AIM OF THE TASK: Gather every line of the entries that includes the word "Save".
============================================================
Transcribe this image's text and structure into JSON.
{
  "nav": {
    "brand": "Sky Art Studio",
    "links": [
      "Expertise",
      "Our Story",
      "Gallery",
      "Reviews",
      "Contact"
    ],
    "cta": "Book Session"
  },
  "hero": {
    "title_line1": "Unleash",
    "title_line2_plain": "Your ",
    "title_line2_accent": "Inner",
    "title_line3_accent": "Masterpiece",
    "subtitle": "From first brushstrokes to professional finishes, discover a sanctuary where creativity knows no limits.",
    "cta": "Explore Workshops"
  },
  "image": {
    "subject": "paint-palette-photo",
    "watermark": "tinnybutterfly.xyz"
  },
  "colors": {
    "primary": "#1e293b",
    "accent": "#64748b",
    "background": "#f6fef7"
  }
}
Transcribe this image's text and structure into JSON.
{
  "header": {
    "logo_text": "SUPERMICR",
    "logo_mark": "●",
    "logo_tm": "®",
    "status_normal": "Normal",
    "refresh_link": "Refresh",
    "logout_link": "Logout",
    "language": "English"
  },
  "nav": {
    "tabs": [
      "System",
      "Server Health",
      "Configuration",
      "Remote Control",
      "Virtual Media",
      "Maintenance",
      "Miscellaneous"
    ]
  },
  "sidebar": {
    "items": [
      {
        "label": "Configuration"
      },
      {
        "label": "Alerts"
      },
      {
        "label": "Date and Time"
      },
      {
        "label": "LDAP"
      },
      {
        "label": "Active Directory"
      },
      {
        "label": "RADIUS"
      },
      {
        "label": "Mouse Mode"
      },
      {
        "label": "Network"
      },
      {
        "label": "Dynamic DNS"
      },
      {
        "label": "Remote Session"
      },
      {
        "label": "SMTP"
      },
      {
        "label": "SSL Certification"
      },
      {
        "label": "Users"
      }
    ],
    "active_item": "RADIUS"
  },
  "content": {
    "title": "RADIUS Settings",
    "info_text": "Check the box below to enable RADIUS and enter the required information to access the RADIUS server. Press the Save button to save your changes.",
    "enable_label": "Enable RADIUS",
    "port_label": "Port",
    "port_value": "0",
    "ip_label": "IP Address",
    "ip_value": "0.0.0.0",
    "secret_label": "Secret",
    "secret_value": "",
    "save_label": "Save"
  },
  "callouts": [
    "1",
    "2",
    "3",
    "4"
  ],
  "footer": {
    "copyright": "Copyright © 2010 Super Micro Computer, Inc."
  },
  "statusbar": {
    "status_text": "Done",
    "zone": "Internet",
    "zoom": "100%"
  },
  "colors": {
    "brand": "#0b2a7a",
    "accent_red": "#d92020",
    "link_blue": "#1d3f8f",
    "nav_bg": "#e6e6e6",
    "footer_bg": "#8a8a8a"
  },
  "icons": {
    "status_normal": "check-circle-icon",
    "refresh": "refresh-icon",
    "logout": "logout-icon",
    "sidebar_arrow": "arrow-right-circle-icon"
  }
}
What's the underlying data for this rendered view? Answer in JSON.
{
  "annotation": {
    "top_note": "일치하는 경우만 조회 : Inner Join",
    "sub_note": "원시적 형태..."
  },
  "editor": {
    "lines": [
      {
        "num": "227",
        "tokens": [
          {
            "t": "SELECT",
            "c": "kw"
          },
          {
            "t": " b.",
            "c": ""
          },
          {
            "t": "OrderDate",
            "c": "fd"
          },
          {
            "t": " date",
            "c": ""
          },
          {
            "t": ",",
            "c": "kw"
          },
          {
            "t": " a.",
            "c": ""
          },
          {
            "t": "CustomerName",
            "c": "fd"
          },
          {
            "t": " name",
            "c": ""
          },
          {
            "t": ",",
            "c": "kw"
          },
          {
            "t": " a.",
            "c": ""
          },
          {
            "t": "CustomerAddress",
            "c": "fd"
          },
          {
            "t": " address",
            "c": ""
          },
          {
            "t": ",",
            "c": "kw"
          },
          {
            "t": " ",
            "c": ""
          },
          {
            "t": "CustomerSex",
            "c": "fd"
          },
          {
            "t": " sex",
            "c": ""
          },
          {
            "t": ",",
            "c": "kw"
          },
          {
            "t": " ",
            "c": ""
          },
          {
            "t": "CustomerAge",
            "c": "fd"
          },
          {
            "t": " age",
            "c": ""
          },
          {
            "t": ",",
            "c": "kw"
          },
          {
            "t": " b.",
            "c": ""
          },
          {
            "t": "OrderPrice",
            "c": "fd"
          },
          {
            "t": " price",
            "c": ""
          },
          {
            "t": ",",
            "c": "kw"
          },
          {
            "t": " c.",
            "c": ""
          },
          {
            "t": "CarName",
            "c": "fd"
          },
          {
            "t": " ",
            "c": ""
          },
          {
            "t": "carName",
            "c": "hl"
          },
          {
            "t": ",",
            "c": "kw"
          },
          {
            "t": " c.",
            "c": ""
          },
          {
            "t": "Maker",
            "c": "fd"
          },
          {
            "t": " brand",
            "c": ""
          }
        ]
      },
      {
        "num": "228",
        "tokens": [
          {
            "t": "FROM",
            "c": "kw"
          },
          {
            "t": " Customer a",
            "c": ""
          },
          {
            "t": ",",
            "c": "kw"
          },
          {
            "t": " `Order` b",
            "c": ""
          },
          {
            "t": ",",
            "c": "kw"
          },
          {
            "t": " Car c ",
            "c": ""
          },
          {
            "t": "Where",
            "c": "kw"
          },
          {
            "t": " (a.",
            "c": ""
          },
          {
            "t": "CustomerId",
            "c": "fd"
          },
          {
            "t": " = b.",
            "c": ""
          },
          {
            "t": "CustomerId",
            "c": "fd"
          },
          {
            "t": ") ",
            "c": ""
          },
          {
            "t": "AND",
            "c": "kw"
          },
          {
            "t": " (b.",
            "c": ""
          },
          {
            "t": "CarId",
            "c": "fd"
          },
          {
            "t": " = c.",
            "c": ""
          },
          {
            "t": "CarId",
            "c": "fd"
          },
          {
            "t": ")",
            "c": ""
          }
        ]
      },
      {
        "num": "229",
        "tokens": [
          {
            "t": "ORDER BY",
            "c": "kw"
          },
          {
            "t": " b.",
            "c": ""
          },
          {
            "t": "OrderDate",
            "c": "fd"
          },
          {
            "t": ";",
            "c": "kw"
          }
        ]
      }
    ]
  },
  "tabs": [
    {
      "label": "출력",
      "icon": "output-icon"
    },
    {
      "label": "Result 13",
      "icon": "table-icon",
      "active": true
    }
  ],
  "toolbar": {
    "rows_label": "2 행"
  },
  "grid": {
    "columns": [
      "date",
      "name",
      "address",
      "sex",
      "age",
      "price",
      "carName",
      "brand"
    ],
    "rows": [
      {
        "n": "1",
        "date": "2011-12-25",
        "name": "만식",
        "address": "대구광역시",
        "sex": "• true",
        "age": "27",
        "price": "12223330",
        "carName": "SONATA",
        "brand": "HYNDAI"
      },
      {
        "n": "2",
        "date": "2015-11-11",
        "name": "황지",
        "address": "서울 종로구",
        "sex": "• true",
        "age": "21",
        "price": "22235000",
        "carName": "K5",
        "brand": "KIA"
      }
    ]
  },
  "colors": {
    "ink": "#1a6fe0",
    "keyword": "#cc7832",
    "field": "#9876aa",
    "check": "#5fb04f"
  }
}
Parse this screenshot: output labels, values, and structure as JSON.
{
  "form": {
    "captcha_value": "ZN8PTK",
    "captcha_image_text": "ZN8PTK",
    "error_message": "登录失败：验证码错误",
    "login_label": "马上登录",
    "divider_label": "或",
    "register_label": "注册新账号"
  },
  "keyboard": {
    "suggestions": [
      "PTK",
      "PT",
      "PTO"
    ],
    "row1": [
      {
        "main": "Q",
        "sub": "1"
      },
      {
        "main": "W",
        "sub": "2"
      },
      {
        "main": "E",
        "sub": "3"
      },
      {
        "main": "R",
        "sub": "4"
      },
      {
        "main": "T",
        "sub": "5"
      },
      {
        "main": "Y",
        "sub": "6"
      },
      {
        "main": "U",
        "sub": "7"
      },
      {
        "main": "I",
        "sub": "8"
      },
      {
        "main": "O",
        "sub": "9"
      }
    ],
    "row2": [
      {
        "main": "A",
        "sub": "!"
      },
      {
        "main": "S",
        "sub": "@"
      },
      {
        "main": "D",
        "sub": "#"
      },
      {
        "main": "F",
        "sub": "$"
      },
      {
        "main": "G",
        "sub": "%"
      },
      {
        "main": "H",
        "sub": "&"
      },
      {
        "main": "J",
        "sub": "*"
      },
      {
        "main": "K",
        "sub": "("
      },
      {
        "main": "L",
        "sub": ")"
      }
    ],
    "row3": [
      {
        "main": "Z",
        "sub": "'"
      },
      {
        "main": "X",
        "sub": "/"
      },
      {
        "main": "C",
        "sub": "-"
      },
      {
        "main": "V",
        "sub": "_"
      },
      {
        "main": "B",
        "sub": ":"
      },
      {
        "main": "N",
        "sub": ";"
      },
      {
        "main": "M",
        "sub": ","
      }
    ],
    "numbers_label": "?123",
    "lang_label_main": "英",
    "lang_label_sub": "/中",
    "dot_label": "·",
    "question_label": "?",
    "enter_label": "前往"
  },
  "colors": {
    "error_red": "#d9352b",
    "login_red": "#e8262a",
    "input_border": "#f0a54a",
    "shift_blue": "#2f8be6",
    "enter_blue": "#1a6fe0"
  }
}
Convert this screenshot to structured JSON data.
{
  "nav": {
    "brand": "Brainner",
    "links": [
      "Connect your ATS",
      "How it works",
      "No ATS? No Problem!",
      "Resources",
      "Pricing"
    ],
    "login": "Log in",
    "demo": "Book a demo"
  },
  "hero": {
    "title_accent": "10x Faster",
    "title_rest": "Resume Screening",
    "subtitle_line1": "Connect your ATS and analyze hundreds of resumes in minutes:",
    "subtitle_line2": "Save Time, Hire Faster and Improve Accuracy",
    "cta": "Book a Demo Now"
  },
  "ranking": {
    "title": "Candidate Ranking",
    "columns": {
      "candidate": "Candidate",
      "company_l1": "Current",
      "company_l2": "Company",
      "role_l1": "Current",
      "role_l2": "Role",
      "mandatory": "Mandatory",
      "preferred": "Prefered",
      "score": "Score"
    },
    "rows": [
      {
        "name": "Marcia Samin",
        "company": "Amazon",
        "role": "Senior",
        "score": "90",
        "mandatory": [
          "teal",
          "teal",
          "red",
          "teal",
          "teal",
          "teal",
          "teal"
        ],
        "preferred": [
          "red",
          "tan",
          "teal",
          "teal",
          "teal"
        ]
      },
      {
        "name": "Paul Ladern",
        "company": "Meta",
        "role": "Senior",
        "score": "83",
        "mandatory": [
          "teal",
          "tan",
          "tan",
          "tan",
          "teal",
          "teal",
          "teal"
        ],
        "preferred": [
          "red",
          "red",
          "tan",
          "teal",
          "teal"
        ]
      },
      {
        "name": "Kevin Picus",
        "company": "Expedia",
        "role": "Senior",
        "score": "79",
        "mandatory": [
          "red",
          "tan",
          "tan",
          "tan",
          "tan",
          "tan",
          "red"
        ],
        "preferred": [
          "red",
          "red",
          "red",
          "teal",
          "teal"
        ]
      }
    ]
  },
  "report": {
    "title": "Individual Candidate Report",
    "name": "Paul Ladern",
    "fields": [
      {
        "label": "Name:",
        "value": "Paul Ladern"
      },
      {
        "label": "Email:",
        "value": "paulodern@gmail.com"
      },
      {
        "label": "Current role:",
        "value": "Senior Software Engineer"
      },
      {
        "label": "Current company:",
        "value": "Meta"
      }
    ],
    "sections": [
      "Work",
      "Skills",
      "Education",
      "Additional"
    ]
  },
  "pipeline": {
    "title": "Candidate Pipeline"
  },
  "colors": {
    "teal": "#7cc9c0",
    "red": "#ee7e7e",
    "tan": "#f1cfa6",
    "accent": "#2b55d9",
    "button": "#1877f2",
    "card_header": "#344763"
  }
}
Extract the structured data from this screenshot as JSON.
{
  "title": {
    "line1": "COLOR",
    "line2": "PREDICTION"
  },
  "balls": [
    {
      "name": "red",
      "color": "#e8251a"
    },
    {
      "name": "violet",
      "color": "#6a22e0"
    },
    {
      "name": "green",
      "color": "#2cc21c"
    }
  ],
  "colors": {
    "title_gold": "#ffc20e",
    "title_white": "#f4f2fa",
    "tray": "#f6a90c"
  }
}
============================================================
ANSWER SPACE:
    "info_text": "Check the box below to enable RADIUS and enter the required information to access the RADIUS server. Press the Save button to save your changes.",
    "save_label": "Save"
    "subtitle_line2": "Save Time, Hire Faster and Improve Accuracy",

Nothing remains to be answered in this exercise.